In the years after the 2008-2009 financial crisis, many companies used excess cash first to pay down debt and then keep shareholders sweet with dividends and share buybacks. U.S. companies spent $463 billion on buybacks last year, the most since 2007 and compared with $131 billion in 2009 when companies were focused on hoarding cash, Thomson Reuters data shows.
The rising payout to shareholders at the expense of capital investment recently caught the attention of Larry Fink, chairman and CEO of BlackRock Inc, the world’s largest asset manager.
“We certainly believe that returning cash to shareholders should be part of a balanced capital strategy; however, when done for the wrong reasons... it can jeopardize a company’s ability to generate sustainable long-term returns,” Fink said in a March 21 letter to S&P 500 companies.

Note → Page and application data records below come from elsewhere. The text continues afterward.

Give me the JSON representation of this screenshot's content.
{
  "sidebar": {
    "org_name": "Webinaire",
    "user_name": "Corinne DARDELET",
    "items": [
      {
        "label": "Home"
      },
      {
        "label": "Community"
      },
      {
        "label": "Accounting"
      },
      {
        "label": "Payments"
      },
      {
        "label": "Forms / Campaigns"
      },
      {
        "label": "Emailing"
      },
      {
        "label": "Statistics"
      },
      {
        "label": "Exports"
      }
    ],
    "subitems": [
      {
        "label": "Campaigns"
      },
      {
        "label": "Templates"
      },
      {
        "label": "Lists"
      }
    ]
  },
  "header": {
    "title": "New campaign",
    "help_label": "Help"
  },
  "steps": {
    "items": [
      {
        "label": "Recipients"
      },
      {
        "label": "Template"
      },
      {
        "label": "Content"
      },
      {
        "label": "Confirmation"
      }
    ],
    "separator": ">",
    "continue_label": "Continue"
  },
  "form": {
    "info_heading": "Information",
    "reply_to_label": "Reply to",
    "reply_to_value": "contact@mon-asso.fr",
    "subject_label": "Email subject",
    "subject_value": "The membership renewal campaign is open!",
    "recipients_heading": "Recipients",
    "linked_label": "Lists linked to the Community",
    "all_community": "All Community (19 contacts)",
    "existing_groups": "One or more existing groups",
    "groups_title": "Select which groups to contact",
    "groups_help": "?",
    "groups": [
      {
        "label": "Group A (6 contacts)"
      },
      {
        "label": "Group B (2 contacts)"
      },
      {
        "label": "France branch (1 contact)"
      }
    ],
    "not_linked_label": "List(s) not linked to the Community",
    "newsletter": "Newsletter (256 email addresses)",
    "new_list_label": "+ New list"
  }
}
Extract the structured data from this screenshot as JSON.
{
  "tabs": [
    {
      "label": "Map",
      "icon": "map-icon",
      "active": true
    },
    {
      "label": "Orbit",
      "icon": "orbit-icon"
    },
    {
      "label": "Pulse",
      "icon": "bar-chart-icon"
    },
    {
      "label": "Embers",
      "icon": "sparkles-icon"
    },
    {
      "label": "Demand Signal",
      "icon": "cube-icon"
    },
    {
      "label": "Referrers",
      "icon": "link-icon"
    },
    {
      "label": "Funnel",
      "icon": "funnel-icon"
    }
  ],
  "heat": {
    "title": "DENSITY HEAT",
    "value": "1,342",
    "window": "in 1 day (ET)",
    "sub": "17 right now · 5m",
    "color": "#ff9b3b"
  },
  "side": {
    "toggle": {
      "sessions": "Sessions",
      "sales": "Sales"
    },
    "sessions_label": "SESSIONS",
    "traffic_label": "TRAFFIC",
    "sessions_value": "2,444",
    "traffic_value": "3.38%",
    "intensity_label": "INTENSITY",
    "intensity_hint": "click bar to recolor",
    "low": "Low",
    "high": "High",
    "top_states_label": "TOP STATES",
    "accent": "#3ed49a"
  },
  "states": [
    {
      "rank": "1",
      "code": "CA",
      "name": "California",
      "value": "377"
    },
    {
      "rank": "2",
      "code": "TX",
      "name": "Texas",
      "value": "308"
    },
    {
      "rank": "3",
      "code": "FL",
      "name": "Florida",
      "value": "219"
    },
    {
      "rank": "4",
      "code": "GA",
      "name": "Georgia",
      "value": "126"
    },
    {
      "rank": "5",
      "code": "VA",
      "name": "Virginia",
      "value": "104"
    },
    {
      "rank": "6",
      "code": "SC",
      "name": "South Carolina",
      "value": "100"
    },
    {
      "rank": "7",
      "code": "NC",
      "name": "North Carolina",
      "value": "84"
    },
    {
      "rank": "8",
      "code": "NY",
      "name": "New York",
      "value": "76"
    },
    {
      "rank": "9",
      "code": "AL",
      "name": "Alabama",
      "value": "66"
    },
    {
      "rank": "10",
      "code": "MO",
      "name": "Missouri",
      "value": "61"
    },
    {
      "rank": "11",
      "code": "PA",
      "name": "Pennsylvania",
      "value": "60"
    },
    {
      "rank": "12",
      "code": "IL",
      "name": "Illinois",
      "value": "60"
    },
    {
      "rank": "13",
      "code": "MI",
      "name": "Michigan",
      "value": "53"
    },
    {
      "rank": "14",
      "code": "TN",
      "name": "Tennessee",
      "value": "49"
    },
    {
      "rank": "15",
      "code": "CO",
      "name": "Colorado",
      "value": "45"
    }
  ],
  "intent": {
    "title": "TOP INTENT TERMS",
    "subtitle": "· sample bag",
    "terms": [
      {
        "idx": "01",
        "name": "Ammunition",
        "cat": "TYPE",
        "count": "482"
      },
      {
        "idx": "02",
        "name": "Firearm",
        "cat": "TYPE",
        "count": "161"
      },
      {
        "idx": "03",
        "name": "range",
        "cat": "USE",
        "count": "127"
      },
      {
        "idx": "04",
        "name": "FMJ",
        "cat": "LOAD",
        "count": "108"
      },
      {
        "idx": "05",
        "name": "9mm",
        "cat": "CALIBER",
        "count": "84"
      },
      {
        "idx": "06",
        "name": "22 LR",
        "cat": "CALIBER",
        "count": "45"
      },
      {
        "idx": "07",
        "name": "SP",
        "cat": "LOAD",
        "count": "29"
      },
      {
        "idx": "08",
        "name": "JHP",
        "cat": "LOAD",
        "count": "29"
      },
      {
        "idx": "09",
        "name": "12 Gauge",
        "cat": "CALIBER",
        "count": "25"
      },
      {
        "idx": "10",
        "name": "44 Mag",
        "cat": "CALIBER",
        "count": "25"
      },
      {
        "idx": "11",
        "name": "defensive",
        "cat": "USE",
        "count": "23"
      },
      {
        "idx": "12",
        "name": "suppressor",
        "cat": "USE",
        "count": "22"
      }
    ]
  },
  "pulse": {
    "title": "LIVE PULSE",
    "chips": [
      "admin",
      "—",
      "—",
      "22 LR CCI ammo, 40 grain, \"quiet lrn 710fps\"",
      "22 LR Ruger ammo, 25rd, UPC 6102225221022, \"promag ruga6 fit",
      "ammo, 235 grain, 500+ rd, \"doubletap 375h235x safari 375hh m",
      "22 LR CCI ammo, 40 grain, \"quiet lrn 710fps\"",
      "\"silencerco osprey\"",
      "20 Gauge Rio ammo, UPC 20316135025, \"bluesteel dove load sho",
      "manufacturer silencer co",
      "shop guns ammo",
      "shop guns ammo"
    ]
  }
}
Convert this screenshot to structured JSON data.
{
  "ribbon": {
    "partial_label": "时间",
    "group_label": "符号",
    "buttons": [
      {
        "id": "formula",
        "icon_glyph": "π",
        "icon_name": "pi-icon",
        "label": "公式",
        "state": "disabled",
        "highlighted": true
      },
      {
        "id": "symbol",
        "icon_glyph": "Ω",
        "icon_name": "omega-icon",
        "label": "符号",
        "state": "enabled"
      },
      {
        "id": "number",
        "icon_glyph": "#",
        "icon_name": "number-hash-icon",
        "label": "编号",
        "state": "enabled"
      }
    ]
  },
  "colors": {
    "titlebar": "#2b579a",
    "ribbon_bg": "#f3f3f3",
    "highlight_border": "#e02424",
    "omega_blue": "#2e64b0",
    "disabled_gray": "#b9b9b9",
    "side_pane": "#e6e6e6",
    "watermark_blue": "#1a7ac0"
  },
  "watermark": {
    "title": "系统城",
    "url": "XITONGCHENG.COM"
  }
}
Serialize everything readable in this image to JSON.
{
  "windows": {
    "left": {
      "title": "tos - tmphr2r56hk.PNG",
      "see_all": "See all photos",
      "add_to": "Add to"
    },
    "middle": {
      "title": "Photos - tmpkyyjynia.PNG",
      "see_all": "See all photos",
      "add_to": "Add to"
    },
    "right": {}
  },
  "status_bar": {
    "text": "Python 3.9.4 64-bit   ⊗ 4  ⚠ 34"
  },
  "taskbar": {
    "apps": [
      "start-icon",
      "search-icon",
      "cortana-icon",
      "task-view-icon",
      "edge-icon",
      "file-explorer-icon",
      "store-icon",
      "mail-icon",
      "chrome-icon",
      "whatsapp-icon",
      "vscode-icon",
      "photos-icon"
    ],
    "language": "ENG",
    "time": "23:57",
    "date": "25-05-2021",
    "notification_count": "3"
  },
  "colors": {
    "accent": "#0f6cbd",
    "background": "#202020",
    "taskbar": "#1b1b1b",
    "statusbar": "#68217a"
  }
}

Fink’s letter was widely seen as a shot back at activist investors, who have pressured companies to use cash or borrowings to buy back shares or pay dividends to shareholders.
But it also underscores a growing consensus among investors that companies may have done enough to clean up their balance sheets, and now is the time to use the cash stockpiles for growth.
“I think you’re going to see more M&A activity because the market is rewarding it,” said Swanson at MFS Investment. “Now if you ask me what they should do, I think they should invest in capex, M&A activity isn’t always the best way to go.”
Reporting by Soyoung Kim and Olivia Oran in New York, additional reporting by Ross Kerber in Boston; Editing by Martin Howell